Work to be completed: Word for word, restate each of the records below.

Information shown:
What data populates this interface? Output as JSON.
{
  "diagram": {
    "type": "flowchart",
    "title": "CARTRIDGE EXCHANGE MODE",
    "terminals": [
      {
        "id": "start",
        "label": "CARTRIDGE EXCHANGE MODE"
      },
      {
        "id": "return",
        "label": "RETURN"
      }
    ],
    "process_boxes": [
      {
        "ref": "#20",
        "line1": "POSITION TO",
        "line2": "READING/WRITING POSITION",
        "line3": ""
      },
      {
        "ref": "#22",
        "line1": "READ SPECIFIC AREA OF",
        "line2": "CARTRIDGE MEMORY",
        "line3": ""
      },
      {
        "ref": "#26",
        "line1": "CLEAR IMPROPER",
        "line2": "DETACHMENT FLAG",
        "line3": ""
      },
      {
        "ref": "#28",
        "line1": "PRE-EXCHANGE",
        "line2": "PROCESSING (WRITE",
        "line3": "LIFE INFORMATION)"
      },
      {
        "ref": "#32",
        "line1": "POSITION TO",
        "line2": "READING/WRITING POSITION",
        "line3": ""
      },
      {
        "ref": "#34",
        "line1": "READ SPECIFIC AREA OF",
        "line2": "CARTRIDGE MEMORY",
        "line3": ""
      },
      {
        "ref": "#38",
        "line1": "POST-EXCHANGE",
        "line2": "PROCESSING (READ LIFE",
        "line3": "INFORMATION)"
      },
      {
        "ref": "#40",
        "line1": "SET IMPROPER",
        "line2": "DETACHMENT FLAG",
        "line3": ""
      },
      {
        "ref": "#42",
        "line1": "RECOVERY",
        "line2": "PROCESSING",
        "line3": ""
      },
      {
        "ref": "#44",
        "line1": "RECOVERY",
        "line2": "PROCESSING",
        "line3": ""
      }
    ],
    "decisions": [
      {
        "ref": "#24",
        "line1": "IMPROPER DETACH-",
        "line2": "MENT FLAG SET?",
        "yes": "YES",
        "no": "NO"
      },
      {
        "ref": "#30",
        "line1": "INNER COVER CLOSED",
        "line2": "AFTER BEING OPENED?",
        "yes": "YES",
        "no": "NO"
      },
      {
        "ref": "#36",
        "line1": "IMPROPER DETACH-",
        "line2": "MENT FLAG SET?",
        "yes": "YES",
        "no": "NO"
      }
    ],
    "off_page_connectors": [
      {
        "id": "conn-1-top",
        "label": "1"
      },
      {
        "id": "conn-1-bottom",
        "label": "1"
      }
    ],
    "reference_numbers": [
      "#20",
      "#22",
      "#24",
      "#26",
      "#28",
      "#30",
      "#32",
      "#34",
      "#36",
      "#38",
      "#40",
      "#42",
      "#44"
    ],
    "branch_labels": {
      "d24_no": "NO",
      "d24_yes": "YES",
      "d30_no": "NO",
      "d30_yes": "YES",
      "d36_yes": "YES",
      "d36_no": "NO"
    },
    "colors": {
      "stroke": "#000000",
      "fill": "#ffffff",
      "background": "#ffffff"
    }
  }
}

Finished task:
What data populates this interface? Output as JSON.
{
  "diagram": {
    "type": "flowchart",
    "title": "CARTRIDGE EXCHANGE MODE",
    "terminals": [
      {
        "id": "start",
        "label": "CARTRIDGE EXCHANGE MODE"
      },
      {
        "id": "return",
        "label": "RETURN"
      }
    ],
    "process_boxes": [
      {
        "ref": "#20",
        "line1": "POSITION TO",
        "line2": "READING/WRITING POSITION",
        "line3": ""
      },
      {
        "ref": "#22",
        "line1": "READ SPECIFIC AREA OF",
        "line2": "CARTRIDGE MEMORY",
        "line3": ""
      },
      {
        "ref": "#26",
        "line1": "CLEAR IMPROPER",
        "line2": "DETACHMENT FLAG",
        "line3": ""
      },
      {
        "ref": "#28",
        "line1": "PRE-EXCHANGE",
        "line2": "PROCESSING (WRITE",
        "line3": "LIFE INFORMATION)"
      },
      {
        "ref": "#32",
        "line1": "POSITION TO",
        "line2": "READING/WRITING POSITION",
        "line3": ""
      },
      {
        "ref": "#34",
        "line1": "READ SPECIFIC AREA OF",
        "line2": "CARTRIDGE MEMORY",
        "line3": ""
      },
      {
        "ref": "#38",
        "line1": "POST-EXCHANGE",
        "line2": "PROCESSING (READ LIFE",
        "line3": "INFORMATION)"
      },
      {
        "ref": "#40",
        "line1": "SET IMPROPER",
        "line2": "DETACHMENT FLAG",
        "line3": ""
      },
      {
        "ref": "#42",
        "line1": "RECOVERY",
        "line2": "PROCESSING",
        "line3": ""
      },
      {
        "ref": "#44",
        "line1": "RECOVERY",
        "line2": "PROCESSING",
        "line3": ""
      }
    ],
    "decisions": [
      {
        "ref": "#24",
        "line1": "IMPROPER DETACH-",
        "line2": "MENT FLAG SET?",
        "yes": "YES",
        "no": "NO"
      },
      {
        "ref": "#30",
        "line1": "INNER COVER CLOSED",
        "line2": "AFTER BEING OPENED?",
        "yes": "YES",
        "no": "NO"
      },
      {
        "ref": "#36",
        "line1": "IMPROPER DETACH-",
        "line2": "MENT FLAG SET?",
        "yes": "YES",
        "no": "NO"
      }
    ],
    "off_page_connectors": [
      {
        "id": "conn-1-top",
        "label": "1"
      },
      {
        "id": "conn-1-bottom",
        "label": "1"
      }
    ],
    "reference_numbers": [
      "#20",
      "#22",
      "#24",
      "#26",
      "#28",
      "#30",
      "#32",
      "#34",
      "#36",
      "#38",
      "#40",
      "#42",
      "#44"
    ],
    "branch_labels": {
      "d24_no": "NO",
      "d24_yes": "YES",
      "d30_no": "NO",
      "d30_yes": "YES",
      "d36_yes": "YES",
      "d36_no": "NO"
    },
    "colors": {
      "stroke": "#000000",
      "fill": "#ffffff",
      "background": "#ffffff"
    }
  }
}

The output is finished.